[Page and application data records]
────
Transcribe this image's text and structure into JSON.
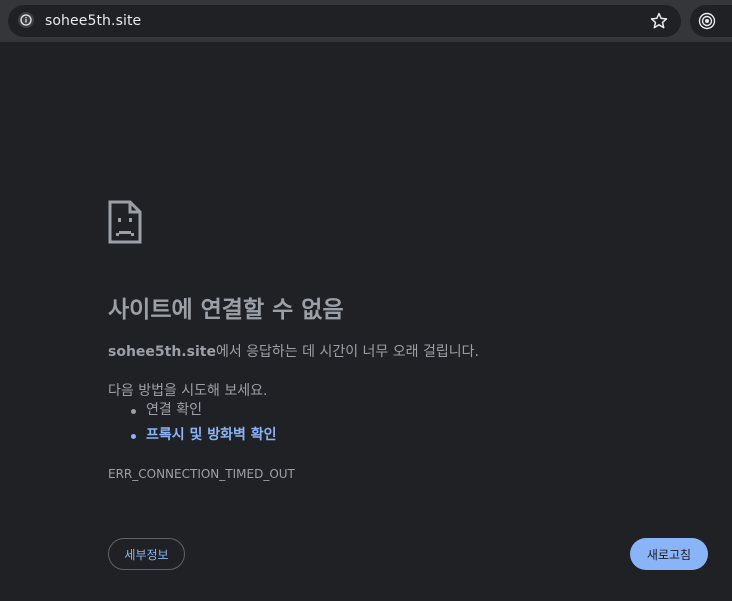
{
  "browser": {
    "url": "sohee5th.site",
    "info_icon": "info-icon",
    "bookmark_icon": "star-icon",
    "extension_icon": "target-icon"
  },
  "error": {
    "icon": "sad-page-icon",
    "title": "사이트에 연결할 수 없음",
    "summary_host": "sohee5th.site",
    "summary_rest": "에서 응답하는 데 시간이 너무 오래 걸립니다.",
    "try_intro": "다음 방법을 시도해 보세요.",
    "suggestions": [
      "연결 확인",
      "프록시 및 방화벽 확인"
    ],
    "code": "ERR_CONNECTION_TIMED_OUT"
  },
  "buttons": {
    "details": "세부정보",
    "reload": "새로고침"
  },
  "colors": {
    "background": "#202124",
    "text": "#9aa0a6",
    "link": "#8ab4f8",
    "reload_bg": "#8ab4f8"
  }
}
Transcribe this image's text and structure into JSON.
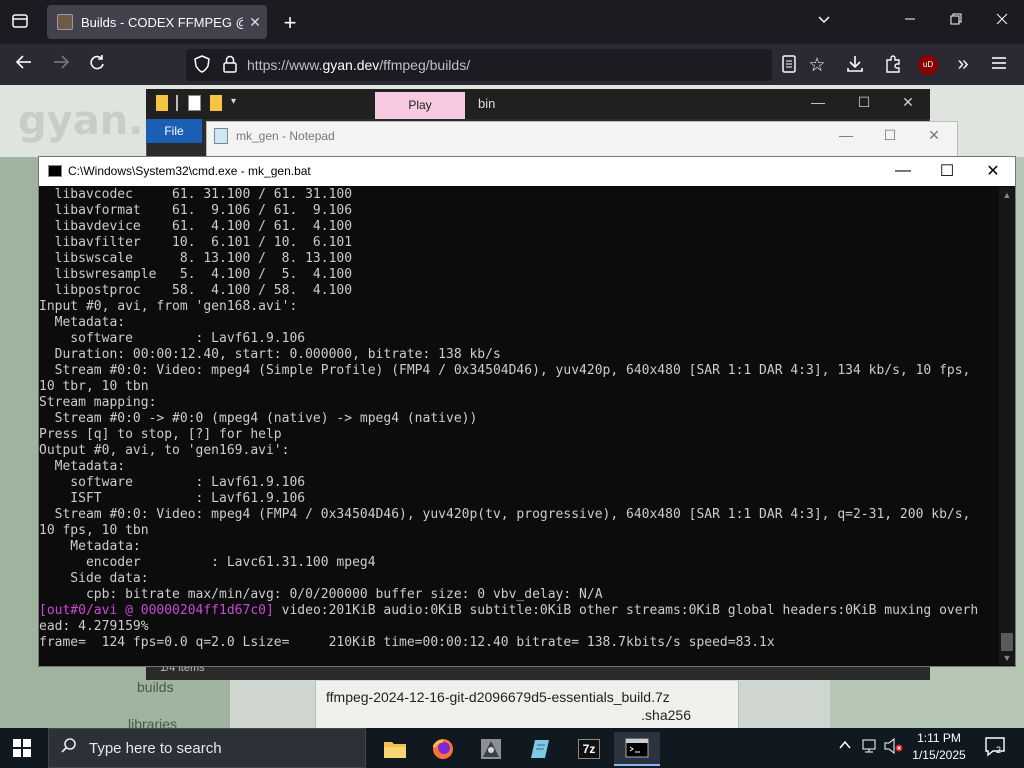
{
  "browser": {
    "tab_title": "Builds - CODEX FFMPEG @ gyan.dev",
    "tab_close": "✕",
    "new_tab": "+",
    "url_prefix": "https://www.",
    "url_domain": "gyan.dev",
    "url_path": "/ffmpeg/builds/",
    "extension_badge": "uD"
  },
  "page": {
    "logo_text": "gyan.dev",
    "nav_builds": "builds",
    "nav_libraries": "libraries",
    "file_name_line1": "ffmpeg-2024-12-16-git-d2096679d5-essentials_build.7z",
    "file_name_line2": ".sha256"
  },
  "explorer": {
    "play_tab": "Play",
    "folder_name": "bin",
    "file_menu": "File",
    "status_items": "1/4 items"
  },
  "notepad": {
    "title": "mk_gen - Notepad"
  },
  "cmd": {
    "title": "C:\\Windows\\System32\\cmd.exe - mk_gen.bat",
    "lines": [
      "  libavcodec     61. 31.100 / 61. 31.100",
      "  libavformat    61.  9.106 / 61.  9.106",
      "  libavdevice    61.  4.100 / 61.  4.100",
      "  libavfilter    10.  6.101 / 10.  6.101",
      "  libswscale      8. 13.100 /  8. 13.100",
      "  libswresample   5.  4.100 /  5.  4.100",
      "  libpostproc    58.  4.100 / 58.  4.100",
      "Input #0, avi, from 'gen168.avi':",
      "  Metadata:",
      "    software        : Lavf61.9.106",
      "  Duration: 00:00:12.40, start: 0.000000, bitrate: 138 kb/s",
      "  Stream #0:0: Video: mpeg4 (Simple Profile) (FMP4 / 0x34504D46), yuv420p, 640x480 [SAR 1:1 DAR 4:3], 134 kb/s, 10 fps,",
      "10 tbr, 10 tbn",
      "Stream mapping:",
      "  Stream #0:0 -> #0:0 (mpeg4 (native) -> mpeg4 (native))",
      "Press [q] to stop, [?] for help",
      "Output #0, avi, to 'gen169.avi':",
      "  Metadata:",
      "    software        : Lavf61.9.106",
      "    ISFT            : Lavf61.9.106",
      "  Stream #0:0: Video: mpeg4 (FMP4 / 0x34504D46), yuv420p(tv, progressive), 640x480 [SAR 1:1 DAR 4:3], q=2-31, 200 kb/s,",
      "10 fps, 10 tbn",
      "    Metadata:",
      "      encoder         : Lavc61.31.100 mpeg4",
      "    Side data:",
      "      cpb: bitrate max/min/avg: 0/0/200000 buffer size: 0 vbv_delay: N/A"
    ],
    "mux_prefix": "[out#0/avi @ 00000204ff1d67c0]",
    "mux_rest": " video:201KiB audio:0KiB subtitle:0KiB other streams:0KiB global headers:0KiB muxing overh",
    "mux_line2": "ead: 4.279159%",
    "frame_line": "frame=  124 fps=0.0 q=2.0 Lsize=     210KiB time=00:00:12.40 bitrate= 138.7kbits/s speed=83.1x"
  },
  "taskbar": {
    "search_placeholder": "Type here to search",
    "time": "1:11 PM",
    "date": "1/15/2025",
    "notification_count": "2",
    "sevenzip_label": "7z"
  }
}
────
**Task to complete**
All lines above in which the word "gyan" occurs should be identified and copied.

**Result of the exercise**
    "tab_title": "Builds - CODEX FFMPEG @ gyan.dev",
    "url_domain": "gyan.dev",
    "logo_text": "gyan.dev",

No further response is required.